Brazil’s Vale (NYSE:VALE), the world’s top iron ore producer, has begun dredging tailings residues from the Paraopeba river, which was seriously contaminated in January, after a dam at the company’s Feijão mine, in the state of Minas Gerais, collapsed and killed at least 300 people.
According to an independent study published in February, the river reached a level of copper that is over 600 times over regulation for human consumption. It also had high concentrations of other heavy minerals following the accident.
Dredging activities are planned to
continue until July 2020, said Vale, starting at the confluence of the
Ferro-Covão creek with the Paraopeba river and going about 2 km downstream from
that point. It’s estimated that between 300,000 m³ and 350,000 m³ of the mine
waste leaked into that area.
The miner said the dredging
activity and the implementation of a water treatment system were part of
a Tailings Containment Plan presented to authorities following the breach.
The news comes as Brazilian press is reporting that a Parliamentary Commission of Inquiry (CPI), which has been looking into the impact of the Brumadinho tragedy on water supplies, concluded that Vale should be charged with homicide.
The committee, O Globo reports, has recommended the immediate decommissioning of all tailings dams built in the Rio das Velhas and Paraopeba basins. In addition, it has asked Vale to build new structures for water catchment, as that locals face a looming water supply shortage.
Vale shares have fallen over 14% so

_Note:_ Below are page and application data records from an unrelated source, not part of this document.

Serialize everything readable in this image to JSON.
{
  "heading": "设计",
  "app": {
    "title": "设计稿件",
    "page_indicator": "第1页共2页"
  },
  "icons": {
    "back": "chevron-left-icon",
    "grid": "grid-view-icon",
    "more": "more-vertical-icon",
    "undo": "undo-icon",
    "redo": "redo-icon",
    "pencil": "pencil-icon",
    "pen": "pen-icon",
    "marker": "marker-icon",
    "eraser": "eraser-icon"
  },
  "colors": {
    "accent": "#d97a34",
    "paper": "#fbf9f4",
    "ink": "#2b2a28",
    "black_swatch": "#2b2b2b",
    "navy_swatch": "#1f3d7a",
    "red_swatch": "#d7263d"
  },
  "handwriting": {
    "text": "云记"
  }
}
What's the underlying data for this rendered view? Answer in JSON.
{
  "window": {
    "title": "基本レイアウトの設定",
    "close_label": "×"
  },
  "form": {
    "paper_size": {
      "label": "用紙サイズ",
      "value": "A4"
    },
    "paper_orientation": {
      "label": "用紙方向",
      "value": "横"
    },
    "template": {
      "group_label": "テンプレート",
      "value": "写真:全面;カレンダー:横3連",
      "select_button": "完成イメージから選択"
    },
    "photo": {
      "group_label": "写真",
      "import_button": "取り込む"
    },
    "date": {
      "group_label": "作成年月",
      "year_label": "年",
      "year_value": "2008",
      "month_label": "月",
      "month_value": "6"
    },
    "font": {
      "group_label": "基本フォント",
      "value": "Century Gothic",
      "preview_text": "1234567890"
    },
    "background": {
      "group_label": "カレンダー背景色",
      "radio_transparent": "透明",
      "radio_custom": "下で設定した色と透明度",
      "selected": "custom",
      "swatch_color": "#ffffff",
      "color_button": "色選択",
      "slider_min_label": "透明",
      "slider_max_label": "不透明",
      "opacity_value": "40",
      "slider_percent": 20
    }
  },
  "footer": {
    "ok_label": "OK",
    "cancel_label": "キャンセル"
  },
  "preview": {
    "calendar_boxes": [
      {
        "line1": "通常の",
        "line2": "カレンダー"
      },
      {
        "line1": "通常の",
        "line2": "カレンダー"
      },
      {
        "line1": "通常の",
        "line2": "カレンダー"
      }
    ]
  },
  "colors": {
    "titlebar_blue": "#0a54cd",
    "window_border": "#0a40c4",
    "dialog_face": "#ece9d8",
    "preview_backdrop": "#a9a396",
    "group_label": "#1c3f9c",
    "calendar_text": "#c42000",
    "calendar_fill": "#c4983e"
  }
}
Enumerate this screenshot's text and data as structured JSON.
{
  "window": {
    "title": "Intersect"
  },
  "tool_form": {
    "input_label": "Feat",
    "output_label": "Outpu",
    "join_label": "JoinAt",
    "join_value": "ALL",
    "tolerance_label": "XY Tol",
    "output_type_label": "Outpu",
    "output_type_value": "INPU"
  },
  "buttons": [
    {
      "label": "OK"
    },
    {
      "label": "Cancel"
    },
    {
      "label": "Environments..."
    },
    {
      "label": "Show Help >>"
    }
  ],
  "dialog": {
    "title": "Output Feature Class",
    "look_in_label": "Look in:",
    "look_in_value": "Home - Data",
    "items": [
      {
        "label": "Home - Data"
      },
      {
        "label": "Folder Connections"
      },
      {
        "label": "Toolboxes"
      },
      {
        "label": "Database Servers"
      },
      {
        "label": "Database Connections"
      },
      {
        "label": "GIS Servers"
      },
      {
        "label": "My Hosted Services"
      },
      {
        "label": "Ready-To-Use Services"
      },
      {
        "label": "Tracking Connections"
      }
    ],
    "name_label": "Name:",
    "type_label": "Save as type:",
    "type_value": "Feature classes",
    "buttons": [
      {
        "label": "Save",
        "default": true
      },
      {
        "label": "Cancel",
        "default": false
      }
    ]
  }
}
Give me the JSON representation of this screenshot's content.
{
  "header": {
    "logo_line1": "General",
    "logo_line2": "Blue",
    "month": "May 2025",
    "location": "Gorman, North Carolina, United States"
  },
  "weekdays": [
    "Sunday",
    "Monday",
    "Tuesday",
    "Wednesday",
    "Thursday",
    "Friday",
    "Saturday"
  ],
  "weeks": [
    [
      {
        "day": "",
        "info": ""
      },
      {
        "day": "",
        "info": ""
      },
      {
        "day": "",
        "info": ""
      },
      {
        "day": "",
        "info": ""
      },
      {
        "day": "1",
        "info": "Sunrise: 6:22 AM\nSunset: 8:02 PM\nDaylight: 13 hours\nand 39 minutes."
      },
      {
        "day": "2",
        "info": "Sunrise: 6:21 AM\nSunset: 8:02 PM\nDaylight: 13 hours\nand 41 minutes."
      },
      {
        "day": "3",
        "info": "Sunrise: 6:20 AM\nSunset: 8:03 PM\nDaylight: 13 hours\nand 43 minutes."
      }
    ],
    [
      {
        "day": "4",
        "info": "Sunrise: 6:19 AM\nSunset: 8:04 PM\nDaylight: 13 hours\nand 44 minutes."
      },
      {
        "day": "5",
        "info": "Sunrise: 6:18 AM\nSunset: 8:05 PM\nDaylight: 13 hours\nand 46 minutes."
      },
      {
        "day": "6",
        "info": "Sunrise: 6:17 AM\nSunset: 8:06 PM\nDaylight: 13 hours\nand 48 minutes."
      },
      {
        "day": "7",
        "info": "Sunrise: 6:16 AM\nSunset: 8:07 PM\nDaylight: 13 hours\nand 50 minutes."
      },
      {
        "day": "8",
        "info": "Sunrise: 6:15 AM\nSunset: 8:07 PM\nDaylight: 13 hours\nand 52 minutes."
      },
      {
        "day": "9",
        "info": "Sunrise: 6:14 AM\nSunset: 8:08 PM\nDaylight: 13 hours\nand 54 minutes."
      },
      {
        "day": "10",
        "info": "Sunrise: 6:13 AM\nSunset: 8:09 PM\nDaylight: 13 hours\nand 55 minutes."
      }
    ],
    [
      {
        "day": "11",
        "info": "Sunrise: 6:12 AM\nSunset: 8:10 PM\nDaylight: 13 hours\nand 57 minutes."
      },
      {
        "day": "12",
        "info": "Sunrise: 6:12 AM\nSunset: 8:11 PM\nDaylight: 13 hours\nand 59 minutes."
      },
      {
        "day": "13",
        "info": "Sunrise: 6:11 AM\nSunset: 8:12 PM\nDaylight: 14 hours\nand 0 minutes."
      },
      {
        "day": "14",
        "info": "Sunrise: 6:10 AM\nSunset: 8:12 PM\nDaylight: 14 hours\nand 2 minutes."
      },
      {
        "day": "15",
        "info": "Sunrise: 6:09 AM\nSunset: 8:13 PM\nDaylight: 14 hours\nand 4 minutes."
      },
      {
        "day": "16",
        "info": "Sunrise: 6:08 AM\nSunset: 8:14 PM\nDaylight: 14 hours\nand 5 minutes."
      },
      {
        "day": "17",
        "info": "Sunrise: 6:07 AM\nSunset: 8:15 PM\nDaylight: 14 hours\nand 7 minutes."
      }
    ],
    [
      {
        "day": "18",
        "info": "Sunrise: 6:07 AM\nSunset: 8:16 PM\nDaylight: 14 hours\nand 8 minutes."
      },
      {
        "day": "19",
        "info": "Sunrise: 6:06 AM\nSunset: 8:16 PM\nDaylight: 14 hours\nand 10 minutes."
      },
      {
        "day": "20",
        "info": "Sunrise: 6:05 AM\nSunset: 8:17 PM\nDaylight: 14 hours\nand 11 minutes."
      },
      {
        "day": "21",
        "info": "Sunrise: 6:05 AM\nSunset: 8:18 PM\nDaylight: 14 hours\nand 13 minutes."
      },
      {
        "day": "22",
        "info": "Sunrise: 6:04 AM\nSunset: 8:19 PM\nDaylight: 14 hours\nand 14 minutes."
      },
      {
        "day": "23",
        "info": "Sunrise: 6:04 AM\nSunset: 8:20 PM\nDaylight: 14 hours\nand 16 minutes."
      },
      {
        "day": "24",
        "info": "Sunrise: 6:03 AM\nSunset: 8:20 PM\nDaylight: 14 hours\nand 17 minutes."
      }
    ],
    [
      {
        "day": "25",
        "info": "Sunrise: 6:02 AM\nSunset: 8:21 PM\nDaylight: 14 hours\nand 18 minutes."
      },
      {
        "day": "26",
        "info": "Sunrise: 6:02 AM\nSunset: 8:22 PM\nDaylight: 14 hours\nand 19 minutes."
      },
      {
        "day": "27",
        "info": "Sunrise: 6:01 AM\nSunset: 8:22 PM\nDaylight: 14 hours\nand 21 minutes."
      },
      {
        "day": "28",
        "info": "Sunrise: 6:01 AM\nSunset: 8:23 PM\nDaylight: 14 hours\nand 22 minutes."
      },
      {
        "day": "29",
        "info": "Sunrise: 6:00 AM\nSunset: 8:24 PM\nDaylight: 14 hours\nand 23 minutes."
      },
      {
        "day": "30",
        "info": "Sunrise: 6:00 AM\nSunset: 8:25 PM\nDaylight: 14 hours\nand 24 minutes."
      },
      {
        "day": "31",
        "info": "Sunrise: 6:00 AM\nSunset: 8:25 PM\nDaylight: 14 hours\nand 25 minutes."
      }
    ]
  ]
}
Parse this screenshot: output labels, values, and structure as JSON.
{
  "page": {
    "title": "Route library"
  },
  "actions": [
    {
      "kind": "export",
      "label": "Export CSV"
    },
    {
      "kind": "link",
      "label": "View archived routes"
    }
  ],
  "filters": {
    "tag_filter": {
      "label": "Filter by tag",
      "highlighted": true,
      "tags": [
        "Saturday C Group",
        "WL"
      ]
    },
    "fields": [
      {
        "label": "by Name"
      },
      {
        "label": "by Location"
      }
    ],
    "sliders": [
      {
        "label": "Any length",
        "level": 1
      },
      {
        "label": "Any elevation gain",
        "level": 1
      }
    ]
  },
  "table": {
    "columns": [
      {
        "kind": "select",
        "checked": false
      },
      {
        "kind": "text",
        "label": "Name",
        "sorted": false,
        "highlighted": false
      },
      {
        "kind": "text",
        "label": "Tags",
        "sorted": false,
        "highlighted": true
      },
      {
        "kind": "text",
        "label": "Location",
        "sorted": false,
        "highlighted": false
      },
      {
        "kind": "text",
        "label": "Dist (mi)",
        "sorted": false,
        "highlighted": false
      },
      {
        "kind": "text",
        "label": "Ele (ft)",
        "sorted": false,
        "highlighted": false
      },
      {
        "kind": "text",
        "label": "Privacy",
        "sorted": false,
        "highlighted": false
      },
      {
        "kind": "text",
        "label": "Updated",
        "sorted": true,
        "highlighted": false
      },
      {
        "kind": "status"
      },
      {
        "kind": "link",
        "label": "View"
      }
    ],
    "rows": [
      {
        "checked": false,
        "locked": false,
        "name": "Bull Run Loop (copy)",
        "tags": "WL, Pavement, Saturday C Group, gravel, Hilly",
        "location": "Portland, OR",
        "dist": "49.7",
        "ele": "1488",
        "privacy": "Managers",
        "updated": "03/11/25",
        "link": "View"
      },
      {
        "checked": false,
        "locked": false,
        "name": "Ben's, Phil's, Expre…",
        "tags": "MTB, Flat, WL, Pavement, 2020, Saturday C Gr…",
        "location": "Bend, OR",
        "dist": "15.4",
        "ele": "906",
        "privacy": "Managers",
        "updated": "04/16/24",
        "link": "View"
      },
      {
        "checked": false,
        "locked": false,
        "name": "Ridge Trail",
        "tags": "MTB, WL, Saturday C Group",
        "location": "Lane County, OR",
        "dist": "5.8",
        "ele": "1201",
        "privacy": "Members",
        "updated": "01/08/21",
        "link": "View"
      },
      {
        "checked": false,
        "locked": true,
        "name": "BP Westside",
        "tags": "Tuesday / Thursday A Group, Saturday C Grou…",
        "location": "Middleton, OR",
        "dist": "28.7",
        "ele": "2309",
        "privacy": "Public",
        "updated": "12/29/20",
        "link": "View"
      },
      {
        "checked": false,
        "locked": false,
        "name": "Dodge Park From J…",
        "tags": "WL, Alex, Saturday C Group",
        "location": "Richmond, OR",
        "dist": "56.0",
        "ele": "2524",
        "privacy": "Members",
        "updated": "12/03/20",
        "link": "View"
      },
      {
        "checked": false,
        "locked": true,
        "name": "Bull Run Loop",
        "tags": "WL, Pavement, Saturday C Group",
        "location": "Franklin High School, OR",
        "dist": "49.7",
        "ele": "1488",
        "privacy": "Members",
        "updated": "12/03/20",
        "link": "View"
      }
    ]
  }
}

far in 2019, after climbing almost 32% in 2018. The company’s market
capitalization now stands at slightly over $57 billion.